▶ **TASK ITEM**: Find the string "嘉桦ella" in the listing and report every line that has it.

▶ **MATERIAL SUPPLIED**:
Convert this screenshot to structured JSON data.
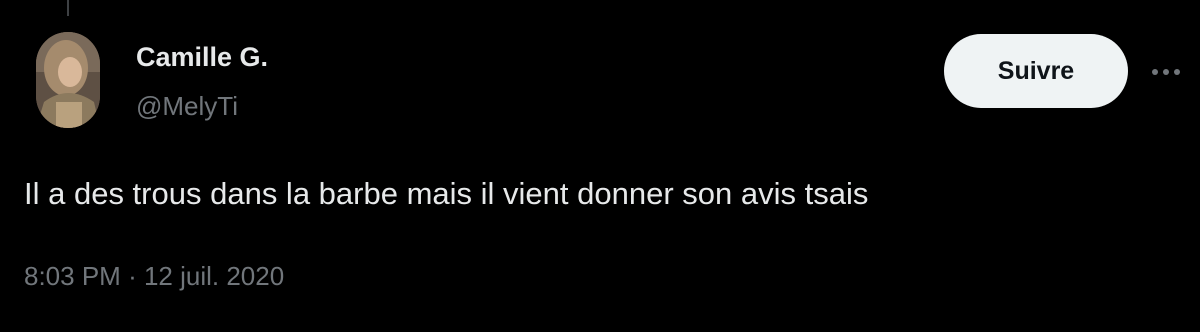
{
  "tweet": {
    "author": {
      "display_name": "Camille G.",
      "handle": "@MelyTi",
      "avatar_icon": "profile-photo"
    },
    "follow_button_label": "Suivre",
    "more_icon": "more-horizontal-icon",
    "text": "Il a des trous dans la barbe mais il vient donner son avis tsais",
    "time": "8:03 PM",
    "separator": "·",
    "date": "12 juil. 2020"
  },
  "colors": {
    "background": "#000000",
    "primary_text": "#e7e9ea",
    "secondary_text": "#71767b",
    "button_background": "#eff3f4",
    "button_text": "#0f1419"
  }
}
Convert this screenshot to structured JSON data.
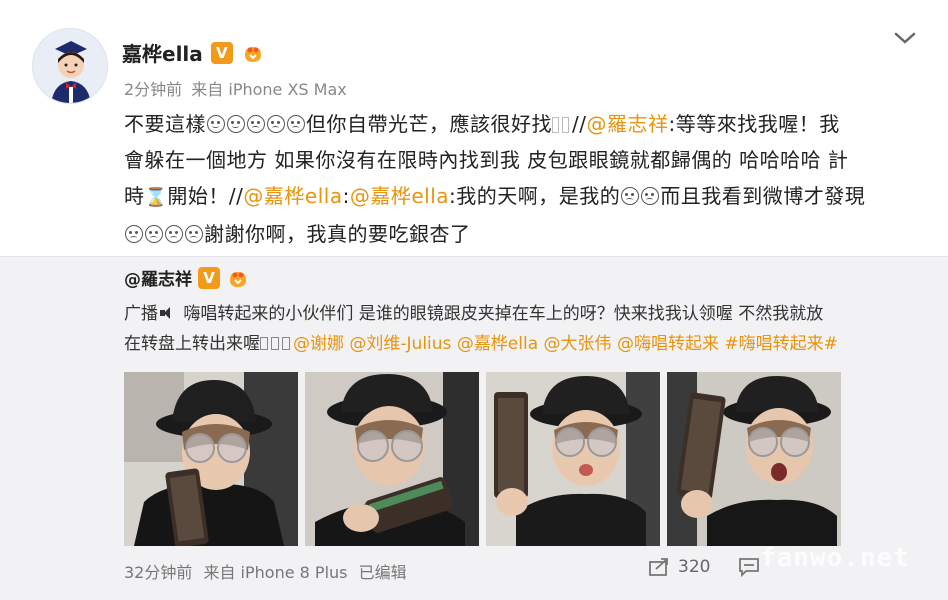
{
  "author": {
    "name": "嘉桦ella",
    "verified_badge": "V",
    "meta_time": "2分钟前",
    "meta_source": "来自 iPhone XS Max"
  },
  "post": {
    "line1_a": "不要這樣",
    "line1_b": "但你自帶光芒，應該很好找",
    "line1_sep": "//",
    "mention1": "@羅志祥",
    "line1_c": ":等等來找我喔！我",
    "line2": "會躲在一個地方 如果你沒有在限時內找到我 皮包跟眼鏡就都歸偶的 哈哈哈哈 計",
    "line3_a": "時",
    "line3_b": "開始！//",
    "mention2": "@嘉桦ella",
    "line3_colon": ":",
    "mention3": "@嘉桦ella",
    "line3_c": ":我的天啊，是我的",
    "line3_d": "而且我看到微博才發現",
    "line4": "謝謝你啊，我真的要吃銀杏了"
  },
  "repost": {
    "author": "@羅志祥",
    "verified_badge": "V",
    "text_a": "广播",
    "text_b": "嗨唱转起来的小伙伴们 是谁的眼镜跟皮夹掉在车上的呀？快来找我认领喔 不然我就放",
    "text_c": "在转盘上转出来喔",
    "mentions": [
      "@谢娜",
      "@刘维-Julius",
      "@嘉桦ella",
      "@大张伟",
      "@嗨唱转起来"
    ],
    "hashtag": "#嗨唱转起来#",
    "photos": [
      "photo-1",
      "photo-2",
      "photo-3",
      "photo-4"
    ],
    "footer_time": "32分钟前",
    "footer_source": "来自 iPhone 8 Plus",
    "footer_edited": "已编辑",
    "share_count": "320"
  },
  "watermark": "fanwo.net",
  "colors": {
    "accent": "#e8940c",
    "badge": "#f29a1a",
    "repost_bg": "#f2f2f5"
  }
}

▶ **TASK ANSWER**:
    "name": "嘉桦ella",
    "mention2": "@嘉桦ella",
    "mention3": "@嘉桦ella",
      "@嘉桦ella",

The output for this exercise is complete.